*Items from an interface collection*:
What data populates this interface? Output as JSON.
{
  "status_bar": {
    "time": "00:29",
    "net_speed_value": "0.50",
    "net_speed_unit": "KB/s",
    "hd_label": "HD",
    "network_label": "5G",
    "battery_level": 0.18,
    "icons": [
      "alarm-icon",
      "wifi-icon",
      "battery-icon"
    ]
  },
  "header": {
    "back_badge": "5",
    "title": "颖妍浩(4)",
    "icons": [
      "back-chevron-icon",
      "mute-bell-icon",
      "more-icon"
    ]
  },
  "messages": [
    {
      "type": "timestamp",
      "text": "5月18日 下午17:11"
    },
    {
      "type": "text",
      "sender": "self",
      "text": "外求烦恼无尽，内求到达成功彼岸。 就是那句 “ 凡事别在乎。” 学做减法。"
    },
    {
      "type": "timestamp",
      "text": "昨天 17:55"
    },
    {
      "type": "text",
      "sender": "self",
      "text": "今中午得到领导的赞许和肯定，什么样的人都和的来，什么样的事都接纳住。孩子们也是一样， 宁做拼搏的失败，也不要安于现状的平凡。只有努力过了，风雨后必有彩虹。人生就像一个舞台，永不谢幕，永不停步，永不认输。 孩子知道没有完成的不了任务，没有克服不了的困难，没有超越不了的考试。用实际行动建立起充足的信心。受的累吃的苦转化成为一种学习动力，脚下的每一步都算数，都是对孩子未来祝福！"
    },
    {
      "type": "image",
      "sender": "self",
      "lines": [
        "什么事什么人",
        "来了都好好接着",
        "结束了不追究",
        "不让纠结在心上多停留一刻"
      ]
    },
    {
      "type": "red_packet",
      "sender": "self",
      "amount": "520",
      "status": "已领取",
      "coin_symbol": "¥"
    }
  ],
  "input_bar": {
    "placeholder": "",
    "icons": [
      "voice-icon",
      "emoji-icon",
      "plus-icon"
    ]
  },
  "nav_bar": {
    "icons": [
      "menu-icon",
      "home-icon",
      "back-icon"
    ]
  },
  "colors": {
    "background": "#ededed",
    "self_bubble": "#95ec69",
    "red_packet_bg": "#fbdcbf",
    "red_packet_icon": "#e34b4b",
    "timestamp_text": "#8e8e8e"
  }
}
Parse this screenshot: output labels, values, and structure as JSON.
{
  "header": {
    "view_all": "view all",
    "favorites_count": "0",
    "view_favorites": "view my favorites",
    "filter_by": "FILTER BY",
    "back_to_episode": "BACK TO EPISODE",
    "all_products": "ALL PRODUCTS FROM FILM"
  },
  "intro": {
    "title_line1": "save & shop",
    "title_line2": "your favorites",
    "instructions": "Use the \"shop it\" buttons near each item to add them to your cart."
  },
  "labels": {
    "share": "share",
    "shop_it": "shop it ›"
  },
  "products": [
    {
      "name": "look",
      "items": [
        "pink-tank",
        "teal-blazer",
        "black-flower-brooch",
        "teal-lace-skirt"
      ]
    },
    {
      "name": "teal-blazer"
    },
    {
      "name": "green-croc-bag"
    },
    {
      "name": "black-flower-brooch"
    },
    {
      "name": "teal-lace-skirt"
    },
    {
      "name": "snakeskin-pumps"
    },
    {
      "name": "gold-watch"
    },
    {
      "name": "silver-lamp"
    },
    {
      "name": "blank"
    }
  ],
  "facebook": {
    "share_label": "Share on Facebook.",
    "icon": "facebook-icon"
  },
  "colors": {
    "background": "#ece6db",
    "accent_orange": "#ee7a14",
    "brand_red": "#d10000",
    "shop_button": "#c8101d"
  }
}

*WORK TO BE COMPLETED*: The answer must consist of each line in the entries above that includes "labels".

*RESULT OF THIS EXERCISE*:
Parse this screenshot: output labels, values, and structure as JSON.
  "labels": {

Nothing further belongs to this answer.